(Interface dataset entries)

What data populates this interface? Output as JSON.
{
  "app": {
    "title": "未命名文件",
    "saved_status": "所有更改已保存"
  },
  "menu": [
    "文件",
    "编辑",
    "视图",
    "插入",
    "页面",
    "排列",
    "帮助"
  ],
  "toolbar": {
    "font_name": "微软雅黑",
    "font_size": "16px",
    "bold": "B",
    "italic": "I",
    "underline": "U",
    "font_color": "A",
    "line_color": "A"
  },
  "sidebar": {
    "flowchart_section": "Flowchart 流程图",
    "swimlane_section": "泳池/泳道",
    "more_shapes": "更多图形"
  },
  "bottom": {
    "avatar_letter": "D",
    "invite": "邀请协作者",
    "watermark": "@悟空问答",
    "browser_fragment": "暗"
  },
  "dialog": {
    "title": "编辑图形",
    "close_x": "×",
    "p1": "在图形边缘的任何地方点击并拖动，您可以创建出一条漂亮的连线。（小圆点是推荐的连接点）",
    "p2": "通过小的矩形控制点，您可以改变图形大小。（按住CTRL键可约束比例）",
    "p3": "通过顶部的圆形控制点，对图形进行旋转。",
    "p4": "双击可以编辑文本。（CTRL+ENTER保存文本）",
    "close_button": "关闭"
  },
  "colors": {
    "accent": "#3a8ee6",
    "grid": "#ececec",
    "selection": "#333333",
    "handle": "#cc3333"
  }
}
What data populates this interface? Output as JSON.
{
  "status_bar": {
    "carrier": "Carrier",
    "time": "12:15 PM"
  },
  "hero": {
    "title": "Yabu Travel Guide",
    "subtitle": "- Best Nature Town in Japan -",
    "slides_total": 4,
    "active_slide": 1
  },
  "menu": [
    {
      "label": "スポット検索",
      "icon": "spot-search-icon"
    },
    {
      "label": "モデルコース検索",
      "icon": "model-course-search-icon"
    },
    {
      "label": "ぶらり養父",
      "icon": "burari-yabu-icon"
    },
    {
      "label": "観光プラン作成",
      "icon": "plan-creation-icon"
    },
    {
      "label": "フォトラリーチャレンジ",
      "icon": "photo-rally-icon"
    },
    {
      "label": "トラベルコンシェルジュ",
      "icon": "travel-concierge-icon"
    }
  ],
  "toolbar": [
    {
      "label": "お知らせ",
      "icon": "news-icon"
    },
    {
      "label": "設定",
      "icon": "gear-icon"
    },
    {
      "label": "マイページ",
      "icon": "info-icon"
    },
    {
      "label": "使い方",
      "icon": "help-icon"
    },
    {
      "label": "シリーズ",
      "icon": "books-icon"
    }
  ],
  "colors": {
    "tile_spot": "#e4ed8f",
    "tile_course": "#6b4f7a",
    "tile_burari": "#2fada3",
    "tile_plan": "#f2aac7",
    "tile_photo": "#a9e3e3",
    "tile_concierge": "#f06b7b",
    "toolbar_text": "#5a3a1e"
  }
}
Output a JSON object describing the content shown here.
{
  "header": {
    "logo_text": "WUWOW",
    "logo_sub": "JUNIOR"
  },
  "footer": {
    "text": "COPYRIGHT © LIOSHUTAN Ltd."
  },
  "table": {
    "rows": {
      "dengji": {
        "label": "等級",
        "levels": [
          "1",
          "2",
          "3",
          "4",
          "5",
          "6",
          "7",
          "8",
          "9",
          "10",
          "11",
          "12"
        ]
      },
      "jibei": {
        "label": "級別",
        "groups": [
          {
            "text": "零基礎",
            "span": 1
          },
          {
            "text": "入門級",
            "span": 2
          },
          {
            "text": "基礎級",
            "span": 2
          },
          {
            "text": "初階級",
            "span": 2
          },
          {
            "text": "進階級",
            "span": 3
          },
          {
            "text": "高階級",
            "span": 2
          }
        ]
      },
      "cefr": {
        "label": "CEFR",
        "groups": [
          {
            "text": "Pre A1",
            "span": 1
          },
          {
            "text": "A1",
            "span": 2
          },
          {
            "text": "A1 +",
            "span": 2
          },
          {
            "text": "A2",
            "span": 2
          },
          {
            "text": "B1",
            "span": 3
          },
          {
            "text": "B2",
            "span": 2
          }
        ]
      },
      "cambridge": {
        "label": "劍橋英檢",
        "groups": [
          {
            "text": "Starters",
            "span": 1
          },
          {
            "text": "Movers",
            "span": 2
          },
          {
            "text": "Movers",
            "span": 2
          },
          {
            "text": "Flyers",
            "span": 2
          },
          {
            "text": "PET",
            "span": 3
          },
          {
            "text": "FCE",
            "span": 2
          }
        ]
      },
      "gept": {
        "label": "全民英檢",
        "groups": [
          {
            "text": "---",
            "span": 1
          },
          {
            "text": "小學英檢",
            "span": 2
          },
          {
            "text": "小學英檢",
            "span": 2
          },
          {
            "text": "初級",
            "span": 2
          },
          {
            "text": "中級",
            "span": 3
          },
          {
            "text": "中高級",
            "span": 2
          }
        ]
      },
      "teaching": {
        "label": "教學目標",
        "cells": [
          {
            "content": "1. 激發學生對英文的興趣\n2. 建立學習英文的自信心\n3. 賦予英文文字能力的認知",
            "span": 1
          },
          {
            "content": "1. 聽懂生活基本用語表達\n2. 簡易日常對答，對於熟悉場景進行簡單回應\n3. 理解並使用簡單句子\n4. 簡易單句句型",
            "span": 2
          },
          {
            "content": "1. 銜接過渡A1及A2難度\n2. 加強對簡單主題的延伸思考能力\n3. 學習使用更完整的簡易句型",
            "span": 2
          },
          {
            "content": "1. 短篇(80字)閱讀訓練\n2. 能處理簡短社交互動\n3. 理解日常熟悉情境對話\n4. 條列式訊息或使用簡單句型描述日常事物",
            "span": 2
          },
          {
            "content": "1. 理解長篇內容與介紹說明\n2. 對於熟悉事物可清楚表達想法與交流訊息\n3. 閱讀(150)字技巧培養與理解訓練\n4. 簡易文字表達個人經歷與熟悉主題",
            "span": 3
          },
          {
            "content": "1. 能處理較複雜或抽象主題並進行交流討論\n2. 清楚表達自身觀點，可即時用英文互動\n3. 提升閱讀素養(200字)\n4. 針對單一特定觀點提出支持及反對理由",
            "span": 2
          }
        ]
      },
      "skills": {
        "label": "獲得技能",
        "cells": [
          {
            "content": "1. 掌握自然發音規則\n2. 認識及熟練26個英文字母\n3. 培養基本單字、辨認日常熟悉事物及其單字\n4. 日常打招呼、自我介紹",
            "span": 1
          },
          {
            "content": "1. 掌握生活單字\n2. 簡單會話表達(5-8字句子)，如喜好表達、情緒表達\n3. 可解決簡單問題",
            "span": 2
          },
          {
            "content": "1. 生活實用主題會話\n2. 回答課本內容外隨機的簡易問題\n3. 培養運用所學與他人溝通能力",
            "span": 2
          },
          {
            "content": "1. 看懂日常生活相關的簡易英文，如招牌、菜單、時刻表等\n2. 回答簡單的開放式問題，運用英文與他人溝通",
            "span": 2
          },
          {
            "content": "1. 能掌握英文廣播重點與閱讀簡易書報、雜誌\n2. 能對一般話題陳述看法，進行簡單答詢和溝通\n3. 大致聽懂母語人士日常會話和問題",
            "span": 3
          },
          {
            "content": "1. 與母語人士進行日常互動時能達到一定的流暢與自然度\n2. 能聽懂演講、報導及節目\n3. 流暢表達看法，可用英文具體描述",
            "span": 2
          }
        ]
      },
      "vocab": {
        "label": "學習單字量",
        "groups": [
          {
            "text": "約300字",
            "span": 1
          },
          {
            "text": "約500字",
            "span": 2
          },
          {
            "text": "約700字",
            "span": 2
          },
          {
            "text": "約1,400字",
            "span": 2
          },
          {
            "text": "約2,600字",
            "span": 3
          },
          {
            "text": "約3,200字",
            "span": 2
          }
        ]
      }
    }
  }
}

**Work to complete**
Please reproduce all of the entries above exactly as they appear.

**Response to the task**
What data populates this interface? Output as JSON.
{
  "app": {
    "title": "未命名文件",
    "saved_status": "所有更改已保存"
  },
  "menu": [
    "文件",
    "编辑",
    "视图",
    "插入",
    "页面",
    "排列",
    "帮助"
  ],
  "toolbar": {
    "font_name": "微软雅黑",
    "font_size": "16px",
    "bold": "B",
    "italic": "I",
    "underline": "U",
    "font_color": "A",
    "line_color": "A"
  },
  "sidebar": {
    "flowchart_section": "Flowchart 流程图",
    "swimlane_section": "泳池/泳道",
    "more_shapes": "更多图形"
  },
  "bottom": {
    "avatar_letter": "D",
    "invite": "邀请协作者",
    "watermark": "@悟空问答",
    "browser_fragment": "暗"
  },
  "dialog": {
    "title": "编辑图形",
    "close_x": "×",
    "p1": "在图形边缘的任何地方点击并拖动，您可以创建出一条漂亮的连线。（小圆点是推荐的连接点）",
    "p2": "通过小的矩形控制点，您可以改变图形大小。（按住CTRL键可约束比例）",
    "p3": "通过顶部的圆形控制点，对图形进行旋转。",
    "p4": "双击可以编辑文本。（CTRL+ENTER保存文本）",
    "close_button": "关闭"
  },
  "colors": {
    "accent": "#3a8ee6",
    "grid": "#ececec",
    "selection": "#333333",
    "handle": "#cc3333"
  }
}
What data populates this interface? Output as JSON.
{
  "status_bar": {
    "carrier": "Carrier",
    "time": "12:15 PM"
  },
  "hero": {
    "title": "Yabu Travel Guide",
    "subtitle": "- Best Nature Town in Japan -",
    "slides_total": 4,
    "active_slide": 1
  },
  "menu": [
    {
      "label": "スポット検索",
      "icon": "spot-search-icon"
    },
    {
      "label": "モデルコース検索",
      "icon": "model-course-search-icon"
    },
    {
      "label": "ぶらり養父",
      "icon": "burari-yabu-icon"
    },
    {
      "label": "観光プラン作成",
      "icon": "plan-creation-icon"
    },
    {
      "label": "フォトラリーチャレンジ",
      "icon": "photo-rally-icon"
    },
    {
      "label": "トラベルコンシェルジュ",
      "icon": "travel-concierge-icon"
    }
  ],
  "toolbar": [
    {
      "label": "お知らせ",
      "icon": "news-icon"
    },
    {
      "label": "設定",
      "icon": "gear-icon"
    },
    {
      "label": "マイページ",
      "icon": "info-icon"
    },
    {
      "label": "使い方",
      "icon": "help-icon"
    },
    {
      "label": "シリーズ",
      "icon": "books-icon"
    }
  ],
  "colors": {
    "tile_spot": "#e4ed8f",
    "tile_course": "#6b4f7a",
    "tile_burari": "#2fada3",
    "tile_plan": "#f2aac7",
    "tile_photo": "#a9e3e3",
    "tile_concierge": "#f06b7b",
    "toolbar_text": "#5a3a1e"
  }
}
Output a JSON object describing the content shown here.
{
  "header": {
    "logo_text": "WUWOW",
    "logo_sub": "JUNIOR"
  },
  "footer": {
    "text": "COPYRIGHT © LIOSHUTAN Ltd."
  },
  "table": {
    "rows": {
      "dengji": {
        "label": "等級",
        "levels": [
          "1",
          "2",
          "3",
          "4",
          "5",
          "6",
          "7",
          "8",
          "9",
          "10",
          "11",
          "12"
        ]
      },
      "jibei": {
        "label": "級別",
        "groups": [
          {
            "text": "零基礎",
            "span": 1
          },
          {
            "text": "入門級",
            "span": 2
          },
          {
            "text": "基礎級",
            "span": 2
          },
          {
            "text": "初階級",
            "span": 2
          },
          {
            "text": "進階級",
            "span": 3
          },
          {
            "text": "高階級",
            "span": 2
          }
        ]
      },
      "cefr": {
        "label": "CEFR",
        "groups": [
          {
            "text": "Pre A1",
            "span": 1
          },
          {
            "text": "A1",
            "span": 2
          },
          {
            "text": "A1 +",
            "span": 2
          },
          {
            "text": "A2",
            "span": 2
          },
          {
            "text": "B1",
            "span": 3
          },
          {
            "text": "B2",
            "span": 2
          }
        ]
      },
      "cambridge": {
        "label": "劍橋英檢",
        "groups": [
          {
            "text": "Starters",
            "span": 1
          },
          {
            "text": "Movers",
            "span": 2
          },
          {
            "text": "Movers",
            "span": 2
          },
          {
            "text": "Flyers",
            "span": 2
          },
          {
            "text": "PET",
            "span": 3
          },
          {
            "text": "FCE",
            "span": 2
          }
        ]
      },
      "gept": {
        "label": "全民英檢",
        "groups": [
          {
            "text": "---",
            "span": 1
          },
          {
            "text": "小學英檢",
            "span": 2
          },
          {
            "text": "小學英檢",
            "span": 2
          },
          {
            "text": "初級",
            "span": 2
          },
          {
            "text": "中級",
            "span": 3
          },
          {
            "text": "中高級",
            "span": 2
          }
        ]
      },
      "teaching": {
        "label": "教學目標",
        "cells": [
          {
            "content": "1. 激發學生對英文的興趣\n2. 建立學習英文的自信心\n3. 賦予英文文字能力的認知",
            "span": 1
          },
          {
            "content": "1. 聽懂生活基本用語表達\n2. 簡易日常對答，對於熟悉場景進行簡單回應\n3. 理解並使用簡單句子\n4. 簡易單句句型",
            "span": 2
          },
          {
            "content": "1. 銜接過渡A1及A2難度\n2. 加強對簡單主題的延伸思考能力\n3. 學習使用更完整的簡易句型",
            "span": 2
          },
          {
            "content": "1. 短篇(80字)閱讀訓練\n2. 能處理簡短社交互動\n3. 理解日常熟悉情境對話\n4. 條列式訊息或使用簡單句型描述日常事物",
            "span": 2
          },
          {
            "content": "1. 理解長篇內容與介紹說明\n2. 對於熟悉事物可清楚表達想法與交流訊息\n3. 閱讀(150)字技巧培養與理解訓練\n4. 簡易文字表達個人經歷與熟悉主題",
            "span": 3
          },
          {
            "content": "1. 能處理較複雜或抽象主題並進行交流討論\n2. 清楚表達自身觀點，可即時用英文互動\n3. 提升閱讀素養(200字)\n4. 針對單一特定觀點提出支持及反對理由",
            "span": 2
          }
        ]
      },
      "skills": {
        "label": "獲得技能",
        "cells": [
          {
            "content": "1. 掌握自然發音規則\n2. 認識及熟練26個英文字母\n3. 培養基本單字、辨認日常熟悉事物及其單字\n4. 日常打招呼、自我介紹",
            "span": 1
          },
          {
            "content": "1. 掌握生活單字\n2. 簡單會話表達(5-8字句子)，如喜好表達、情緒表達\n3. 可解決簡單問題",
            "span": 2
          },
          {
            "content": "1. 生活實用主題會話\n2. 回答課本內容外隨機的簡易問題\n3. 培養運用所學與他人溝通能力",
            "span": 2
          },
          {
            "content": "1. 看懂日常生活相關的簡易英文，如招牌、菜單、時刻表等\n2. 回答簡單的開放式問題，運用英文與他人溝通",
            "span": 2
          },
          {
            "content": "1. 能掌握英文廣播重點與閱讀簡易書報、雜誌\n2. 能對一般話題陳述看法，進行簡單答詢和溝通\n3. 大致聽懂母語人士日常會話和問題",
            "span": 3
          },
          {
            "content": "1. 與母語人士進行日常互動時能達到一定的流暢與自然度\n2. 能聽懂演講、報導及節目\n3. 流暢表達看法，可用英文具體描述",
            "span": 2
          }
        ]
      },
      "vocab": {
        "label": "學習單字量",
        "groups": [
          {
            "text": "約300字",
            "span": 1
          },
          {
            "text": "約500字",
            "span": 2
          },
          {
            "text": "約700字",
            "span": 2
          },
          {
            "text": "約1,400字",
            "span": 2
          },
          {
            "text": "約2,600字",
            "span": 3
          },
          {
            "text": "約3,200字",
            "span": 2
          }
        ]
      }
    }
  }
}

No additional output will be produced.